Durrant also touched on the judicial branch’s efforts to make civil courts more accessible to average Utahns.
He touted the courts’ new online dispute resolution system, which allows parties to settle a legal dispute in small claims’ courts online instead of going before a judge at a courthouse. It’s more convenient for those involved, he said, and can be less stressful.
“The benefits of this flexible approach is obvious,” he said. “Simply put, many people never engage in the litigation process, because it requires them to take time off work, go to what they often see as a strange and intimidating courthouse, and to interact with an adversarial party face-to-face.”
The program launched last September in the West Valley City Justice Court, and Durrant said they’ve seen more than 600 cases filed in the four months the system has been running.
The chief justice also highlighted the creation of a new legal profession that the Utah courts had focused on in recent years: the licensed paralegal practitioner (LPP). Durrant compared these legal professionals to nurse practitioners in medicine, saying an LPP has more training and responsibilities than a normal paralegal, but is not quite a lawyer. This provides a more affordable option, he said, to Utahns who are trying to navigate the court system as they file for divorce, settle debts or resolve eviction issues.

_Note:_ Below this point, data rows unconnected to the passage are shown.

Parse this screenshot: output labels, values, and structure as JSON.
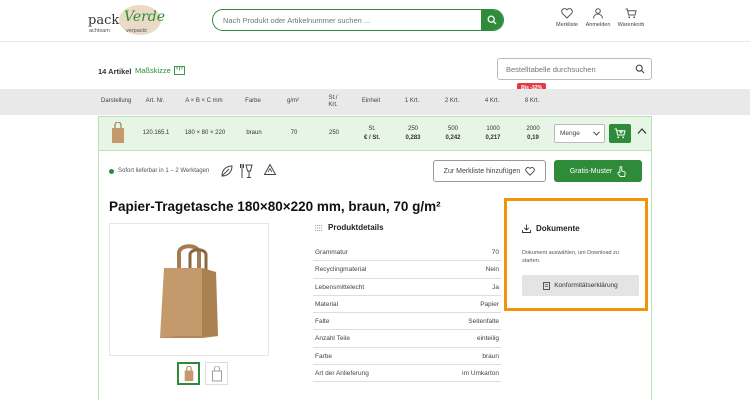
{
  "header": {
    "logo_main": "pack",
    "logo_brand": "Verde",
    "logo_sub_left": "achtsam",
    "logo_sub_right": "verpackt",
    "search_placeholder": "Nach Produkt oder Artikelnummer suchen ...",
    "nav": [
      {
        "label": "Merkliste",
        "icon": "heart-icon"
      },
      {
        "label": "Anmelden",
        "icon": "user-icon"
      },
      {
        "label": "Warenkorb",
        "icon": "cart-icon"
      }
    ]
  },
  "toolbar": {
    "count": "14 Artikel",
    "sketch_label": "Maßskizze",
    "order_search_placeholder": "Bestelltabelle durchsuchen"
  },
  "table": {
    "headers": [
      "Darstellung",
      "Art. Nr.",
      "A × B × C mm",
      "Farbe",
      "g/m²",
      "St./\nKrt.",
      "Einheit",
      "1 Krt.",
      "2 Krt.",
      "4 Krt.",
      "8 Krt."
    ],
    "discount_badge": "Bis -32%",
    "row": {
      "art_nr": "120.165.1",
      "dims": "180 × 80 × 220",
      "color": "braun",
      "gsm": "70",
      "per_carton": "250",
      "unit_top": "St.",
      "unit_bottom": "€ / St.",
      "tiers": [
        {
          "qty": "250",
          "price": "0,283"
        },
        {
          "qty": "500",
          "price": "0,242"
        },
        {
          "qty": "1000",
          "price": "0,217"
        },
        {
          "qty": "2000",
          "price": "0,19"
        }
      ],
      "qty_placeholder": "Menge"
    }
  },
  "detail": {
    "availability": "Sofort lieferbar in 1 – 2 Werktagen",
    "wishlist_button": "Zur Merkliste hinzufügen",
    "sample_button": "Gratis-Muster",
    "title": "Papier-Tragetasche 180×80×220 mm, braun, 70 g/m²",
    "details_title": "Produktdetails",
    "specs": [
      {
        "key": "Grammatur",
        "value": "70"
      },
      {
        "key": "Recyclingmaterial",
        "value": "Nein"
      },
      {
        "key": "Lebensmittelecht",
        "value": "Ja"
      },
      {
        "key": "Material",
        "value": "Papier"
      },
      {
        "key": "Falte",
        "value": "Seitenfalte"
      },
      {
        "key": "Anzahl Teile",
        "value": "einteilig"
      },
      {
        "key": "Farbe",
        "value": "braun"
      },
      {
        "key": "Art der Anlieferung",
        "value": "im Umkarton"
      }
    ]
  },
  "documents": {
    "title": "Dokumente",
    "text": "Dokument auswählen, um Download zu starten.",
    "button": "Konformitätserklärung"
  },
  "colors": {
    "brand_green": "#2e8b3a",
    "row_highlight": "#e6f5e6",
    "header_gray": "#e9e9e9",
    "docs_border": "#f0920a",
    "badge_red": "#e63946",
    "kraft_brown": "#c49a6c"
  }
}
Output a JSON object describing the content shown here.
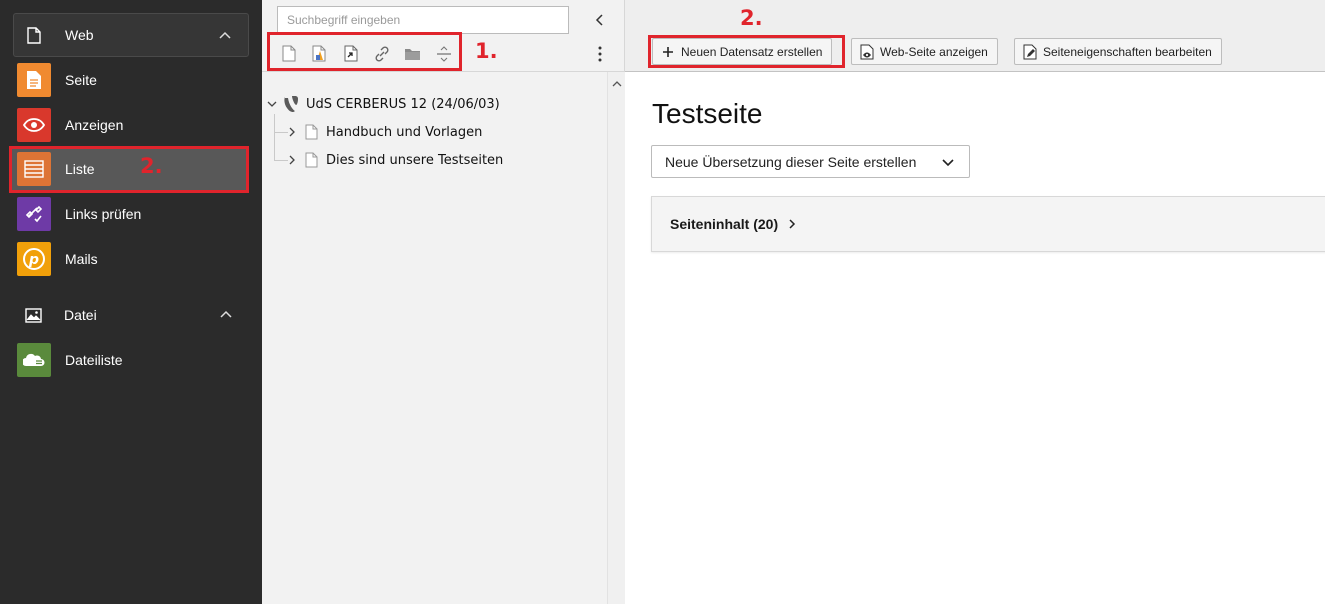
{
  "sidebar": {
    "groups": [
      {
        "label": "Web",
        "icon": "page-icon"
      },
      {
        "label": "Datei",
        "icon": "image-icon"
      }
    ],
    "items": [
      {
        "label": "Seite",
        "icon": "page-module-icon",
        "color": "#f08a30"
      },
      {
        "label": "Anzeigen",
        "icon": "eye-icon",
        "color": "#d9382c"
      },
      {
        "label": "Liste",
        "icon": "list-icon",
        "color": "#dd7435"
      },
      {
        "label": "Links prüfen",
        "icon": "link-check-icon",
        "color": "#6e3aa6"
      },
      {
        "label": "Mails",
        "icon": "mail-p-icon",
        "color": "#f1a00a"
      },
      {
        "label": "Dateiliste",
        "icon": "folder-cloud-icon",
        "color": "#5a8a3c"
      }
    ]
  },
  "tree": {
    "search_placeholder": "Suchbegriff eingeben",
    "toolbar_icons": [
      "new-page-icon",
      "new-page-advanced-icon",
      "new-shortcut-icon",
      "link-icon",
      "folder-icon",
      "divider-icon"
    ],
    "root_label": "UdS CERBERUS 12 (24/06/03)",
    "nodes": [
      {
        "label": "Handbuch und Vorlagen"
      },
      {
        "label": "Dies sind unsere Testseiten"
      }
    ]
  },
  "content": {
    "buttons": {
      "new_record": "Neuen Datensatz erstellen",
      "view_page": "Web-Seite anzeigen",
      "edit_props": "Seiteneigenschaften bearbeiten"
    },
    "page_title": "Testseite",
    "language_select": "Neue Übersetzung dieser Seite erstellen",
    "panel_title": "Seiteninhalt (20)"
  },
  "annotations": {
    "step1": "1.",
    "step2": "2."
  },
  "colors": {
    "highlight": "#e0242c",
    "sidebar_bg": "#2b2b2b",
    "tree_bg": "#f2f2f2"
  }
}
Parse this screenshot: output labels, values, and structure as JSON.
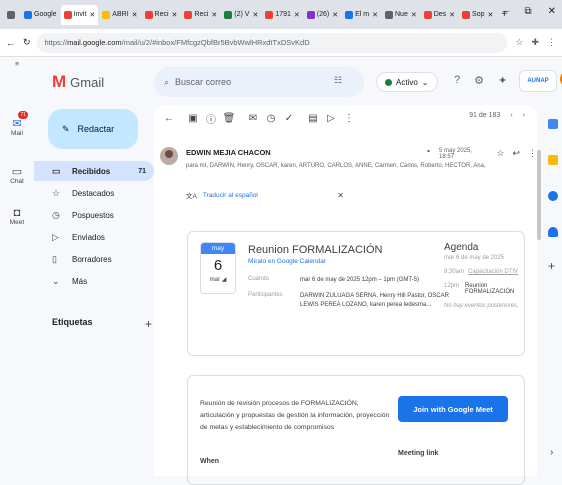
{
  "browser": {
    "tabs": [
      {
        "label": "",
        "color": "#5f6368"
      },
      {
        "label": "Google",
        "color": "#1a73e8"
      },
      {
        "label": "Invit",
        "color": "#ea4335"
      },
      {
        "label": "ABRI",
        "color": "#fbbc04"
      },
      {
        "label": "Reci",
        "color": "#ea4335"
      },
      {
        "label": "Reci",
        "color": "#ea4335"
      },
      {
        "label": "(2) V",
        "color": "#188038"
      },
      {
        "label": "1791",
        "color": "#ea4335"
      },
      {
        "label": "(26)",
        "color": "#8430ce"
      },
      {
        "label": "El m",
        "color": "#1a73e8"
      },
      {
        "label": "Nue",
        "color": "#5f6368"
      },
      {
        "label": "Des",
        "color": "#ea4335"
      },
      {
        "label": "Sop",
        "color": "#ea4335"
      }
    ],
    "new_tab": "+",
    "url_prefix": "https://",
    "url_domain": "mail.google.com",
    "url_path": "/mail/u/2/#inbox/FMfcgzQbfBr5BvbWwlHRxdtTxDSvKdD"
  },
  "leftbar": {
    "mail_label": "Mail",
    "mail_badge": "71",
    "chat_label": "Chat",
    "meet_label": "Meet"
  },
  "header": {
    "app_name": "Gmail",
    "search_placeholder": "Buscar correo",
    "status_label": "Activo",
    "org_label": "AUNAP",
    "avatar_letter": "D"
  },
  "nav": {
    "compose_label": "Redactar",
    "items": [
      {
        "icon": "inbox-icon",
        "glyph": "▭",
        "label": "Recibidos",
        "count": "71",
        "active": true
      },
      {
        "icon": "star-icon",
        "glyph": "☆",
        "label": "Destacados",
        "count": "",
        "active": false
      },
      {
        "icon": "clock-icon",
        "glyph": "◷",
        "label": "Pospuestos",
        "count": "",
        "active": false
      },
      {
        "icon": "send-icon",
        "glyph": "▷",
        "label": "Enviados",
        "count": "",
        "active": false
      },
      {
        "icon": "draft-icon",
        "glyph": "▯",
        "label": "Borradores",
        "count": "",
        "active": false
      },
      {
        "icon": "chevron-down-icon",
        "glyph": "⌄",
        "label": "Más",
        "count": "",
        "active": false
      }
    ],
    "labels_title": "Etiquetas"
  },
  "message": {
    "pager": "91 de 183",
    "sender": "EDWIN MEJIA CHACON",
    "recipients": "para mí, DARWIN, Henry, OSCAR, karen, ARTURO, CARLOS, ANNE, Carmen, Carlos, Roberto, HECTOR, Ana, Yairton, Federico ▾",
    "date": "5 may 2025, 18:57",
    "translate": "Traducir al español"
  },
  "event": {
    "month": "may",
    "day": "6",
    "weekday_short": "mar",
    "title": "Reunion FORMALIZACIÓN",
    "calendar_link": "Míralo en Google Calendar",
    "when_label": "Cuándo",
    "when_value": "mar 6 de may de 2025 12pm – 1pm (GMT-5)",
    "participants_label": "Participantes",
    "participants_value": "DARWIN ZULUAGA SERNA, Henry Hill Pastor, OSCAR LEWIS PEREA LOZANO, karen perea ledesma...",
    "agenda_title": "Agenda",
    "agenda_date": "mar 6 de may de 2025",
    "agenda_items": [
      {
        "time": "9:30am",
        "name": "Capacitación DTIV"
      },
      {
        "time": "12pm",
        "name": "Reunion FORMALIZACIÓN"
      }
    ],
    "agenda_none": "No hay eventos posteriores."
  },
  "description": {
    "text": "Reunión de revisión procesos de FORMALIZACIÓN, articulación y propuestas de gestión la información, proyección de metas y establecimiento de compromisos",
    "join_label": "Join with Google Meet",
    "when_heading": "When",
    "meet_link_heading": "Meeting link"
  }
}
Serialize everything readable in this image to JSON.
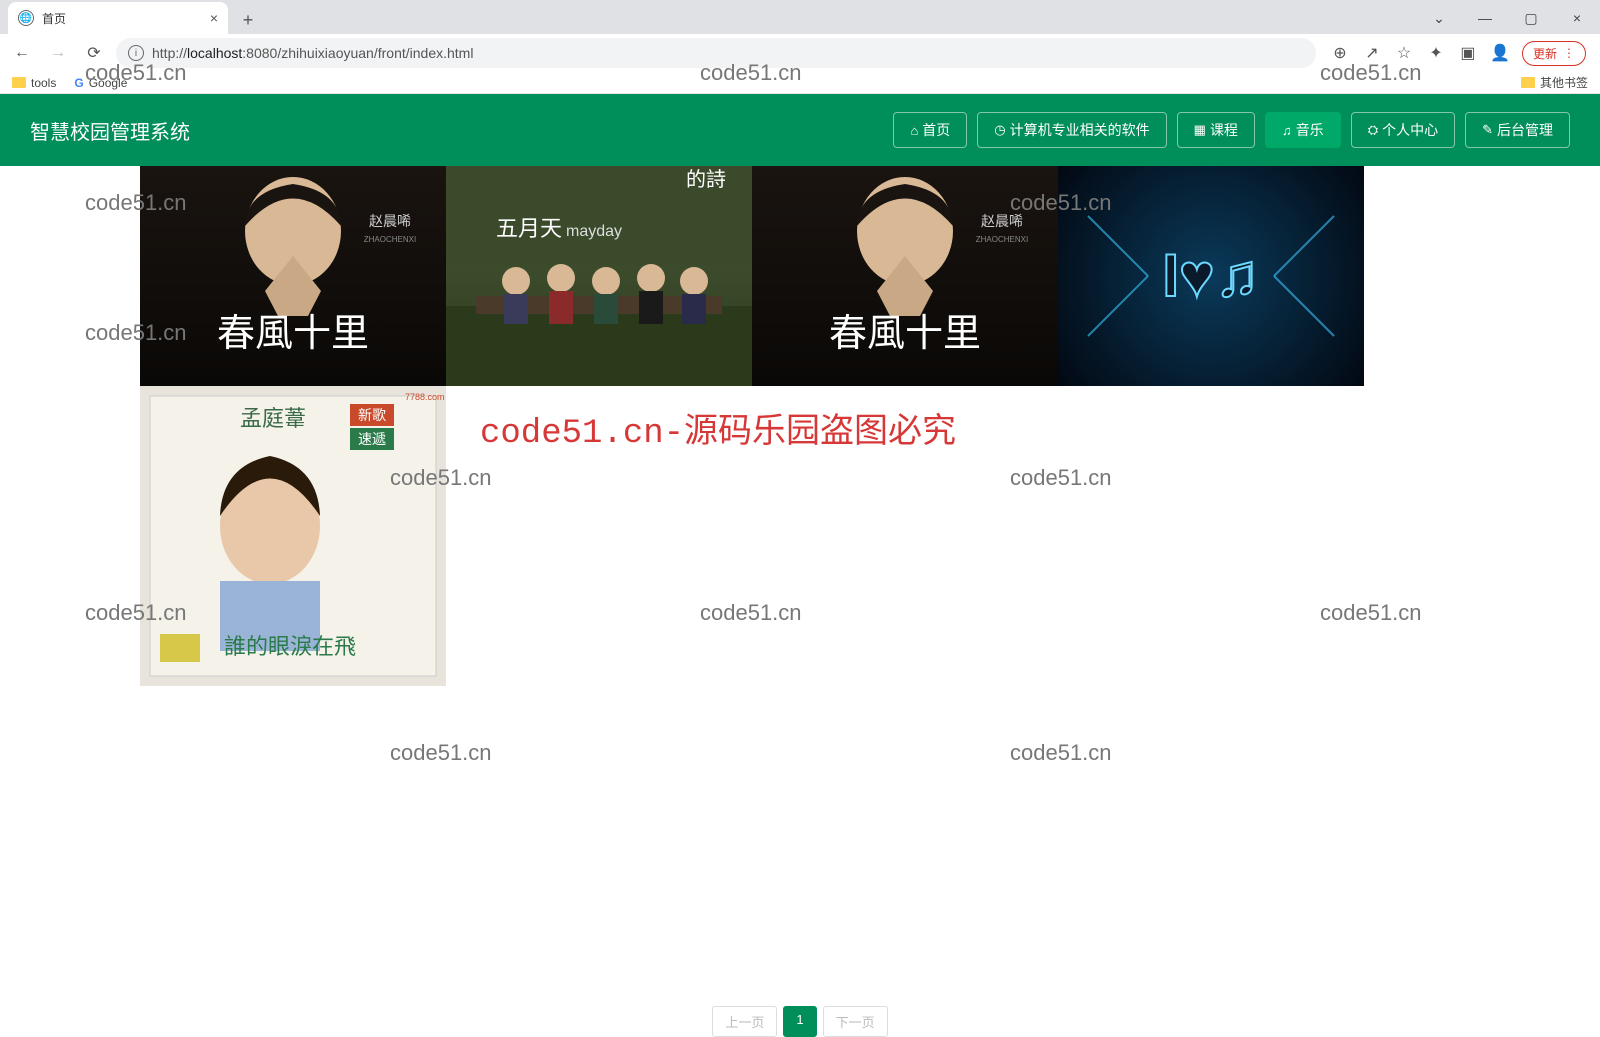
{
  "browser": {
    "tab_title": "首页",
    "new_tab": "+",
    "close": "×",
    "win_min": "—",
    "win_max": "▢",
    "win_close": "×",
    "win_chevron": "⌄",
    "back": "←",
    "forward": "→",
    "reload": "⟳",
    "info": "i",
    "url_prefix": "http://",
    "url_host": "localhost",
    "url_path": ":8080/zhihuixiaoyuan/front/index.html",
    "zoom": "⊕",
    "share": "↗",
    "star": "☆",
    "ext": "✦",
    "panel": "▣",
    "profile": "👤",
    "update": "更新",
    "menu": "⋮",
    "bm_tools": "tools",
    "bm_google": "Google",
    "bm_other": "其他书签"
  },
  "header": {
    "title": "智慧校园管理系统",
    "nav": [
      {
        "icon": "⌂",
        "label": "首页"
      },
      {
        "icon": "◷",
        "label": "计算机专业相关的软件"
      },
      {
        "icon": "▦",
        "label": "课程"
      },
      {
        "icon": "♫",
        "label": "音乐"
      },
      {
        "icon": "⛭",
        "label": "个人中心"
      },
      {
        "icon": "✎",
        "label": "后台管理"
      }
    ]
  },
  "albums": {
    "a1_artist": "赵晨唏",
    "a1_artist_en": "ZHAOCHENXI",
    "a1_title": "春風十里",
    "a2_band": "五月天",
    "a2_band_en": "mayday",
    "a2_top": "的詩",
    "a3_glyph": "I♥♫",
    "a5_name": "孟庭葦",
    "a5_tag1": "新歌",
    "a5_tag2": "速遞",
    "a5_title": "誰的眼淚在飛",
    "a5_corner": "7788.com"
  },
  "watermark": "code51.cn",
  "big_watermark": "code51.cn-源码乐园盗图必究",
  "pagination": {
    "prev": "上一页",
    "current": "1",
    "next": "下一页"
  }
}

“These kinds of innovations and experiments reflect our commitment to expanding access to justice for Utah’s citizens in ways that are responsive to what they want,” Durrant said, “not what is easiest or most convenient for the courts.”